_Your assignment_: Every line in the data below that includes "title" belongs in the answer, copied as it stands.

◆ ◆ ◆ ◆

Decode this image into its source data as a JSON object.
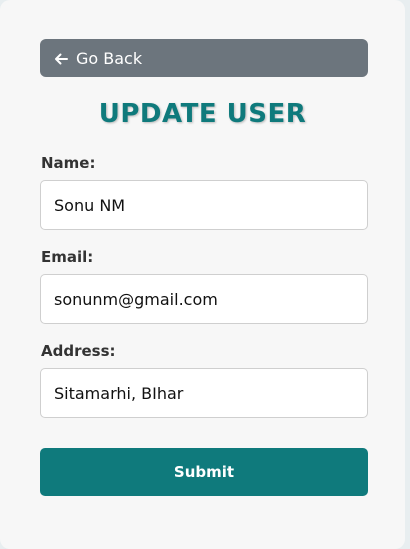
{
  "back_button": {
    "label": "Go Back"
  },
  "title": "UPDATE USER",
  "form": {
    "name": {
      "label": "Name:",
      "value": "Sonu NM"
    },
    "email": {
      "label": "Email:",
      "value": "sonunm@gmail.com"
    },
    "address": {
      "label": "Address:",
      "value": "Sitamarhi, BIhar"
    },
    "submit_label": "Submit"
  },
  "colors": {
    "accent": "#0f7a7c",
    "back_button": "#6c757d",
    "card_bg": "#f7f7f7"
  },
  "icons": {
    "back": "arrow-left-icon"
  }
}
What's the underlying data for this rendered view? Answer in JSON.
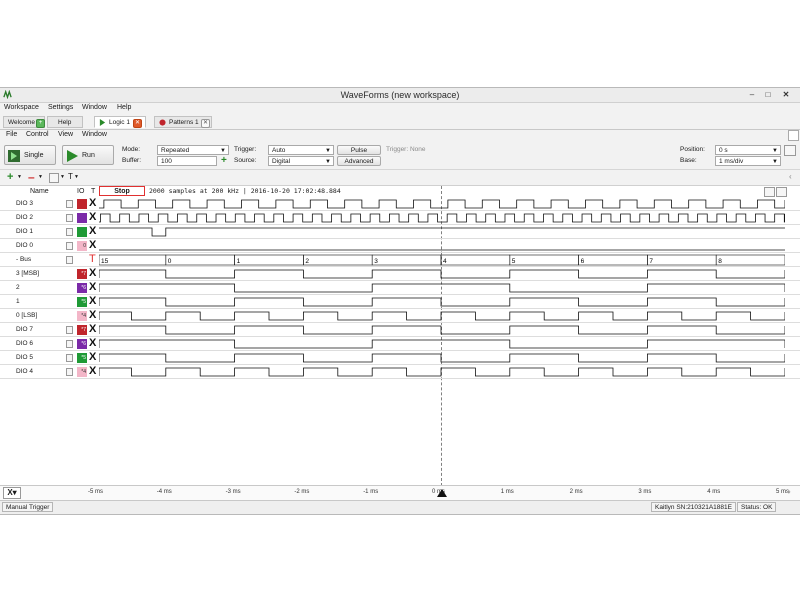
{
  "window": {
    "title": "WaveForms  (new workspace)"
  },
  "menubar": [
    "Workspace",
    "Settings",
    "Window",
    "Help"
  ],
  "tabs": [
    {
      "label": "Welcome",
      "active": false
    },
    {
      "label": "Help",
      "active": false
    },
    {
      "label": "Logic 1",
      "active": true
    },
    {
      "label": "Patterns 1",
      "active": false
    }
  ],
  "submenu": [
    "File",
    "Control",
    "View",
    "Window"
  ],
  "controls": {
    "single": "Single",
    "run": "Run",
    "mode_label": "Mode:",
    "mode_value": "Repeated",
    "buffer_label": "Buffer:",
    "buffer_value": "100",
    "trigger_label": "Trigger:",
    "trigger_value": "Auto",
    "source_label": "Source:",
    "source_value": "Digital",
    "pulse": "Pulse",
    "advanced": "Advanced",
    "trigger_status": "Trigger: None",
    "position_label": "Position:",
    "position_value": "0 s",
    "base_label": "Base:",
    "base_value": "1 ms/div"
  },
  "plot": {
    "name_header": "Name",
    "io_header": "IO",
    "t_header": "T",
    "stop_label": "Stop",
    "status": "2000 samples at 200 kHz | 2016-10-20 17:02:48.884",
    "rows": [
      {
        "name": "DIO 3",
        "io_color": "#c0252c",
        "io_text": "",
        "trig": "X",
        "edit": true
      },
      {
        "name": "DIO 2",
        "io_color": "#7b2aa8",
        "io_text": "",
        "trig": "X",
        "edit": true
      },
      {
        "name": "DIO 1",
        "io_color": "#1f9a36",
        "io_text": "",
        "trig": "X",
        "edit": true
      },
      {
        "name": "DIO 0",
        "io_color": "#f3b6c8",
        "io_text": "0",
        "trig": "X",
        "edit": true
      },
      {
        "name": "- Bus",
        "io_color": "",
        "io_text": "",
        "trig": "T",
        "edit": true
      },
      {
        "name": "3 [MSB]",
        "io_color": "#c0252c",
        "io_text": "*7",
        "trig": "X",
        "edit": false
      },
      {
        "name": "2",
        "io_color": "#7b2aa8",
        "io_text": "*6",
        "trig": "X",
        "edit": false
      },
      {
        "name": "1",
        "io_color": "#1f9a36",
        "io_text": "*5",
        "trig": "X",
        "edit": false
      },
      {
        "name": "0 [LSB]",
        "io_color": "#f3b6c8",
        "io_text": "*4",
        "trig": "X",
        "edit": false
      },
      {
        "name": "DIO 7",
        "io_color": "#c0252c",
        "io_text": "*7",
        "trig": "X",
        "edit": true
      },
      {
        "name": "DIO 6",
        "io_color": "#7b2aa8",
        "io_text": "*6",
        "trig": "X",
        "edit": true
      },
      {
        "name": "DIO 5",
        "io_color": "#1f9a36",
        "io_text": "*5",
        "trig": "X",
        "edit": true
      },
      {
        "name": "DIO 4",
        "io_color": "#f3b6c8",
        "io_text": "*4",
        "trig": "X",
        "edit": true
      }
    ],
    "bus_values": [
      "15",
      "0",
      "1",
      "2",
      "3",
      "4",
      "5",
      "6",
      "7",
      "8"
    ]
  },
  "xaxis": {
    "ticks": [
      "-5 ms",
      "-4 ms",
      "-3 ms",
      "-2 ms",
      "-1 ms",
      "0 ms",
      "1 ms",
      "2 ms",
      "3 ms",
      "4 ms",
      "5 ms"
    ]
  },
  "status": {
    "left": "Manual Trigger",
    "device": "Kaitlyn SN:210321A1881E",
    "state": "Status: OK"
  },
  "colors": {
    "trigger_red": "#e03030",
    "accent_green": "#2a8a2a"
  }
}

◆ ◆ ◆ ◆

_Task solution_:
  "title": "UPDATE USER",
    "title": "WaveForms  (new workspace)"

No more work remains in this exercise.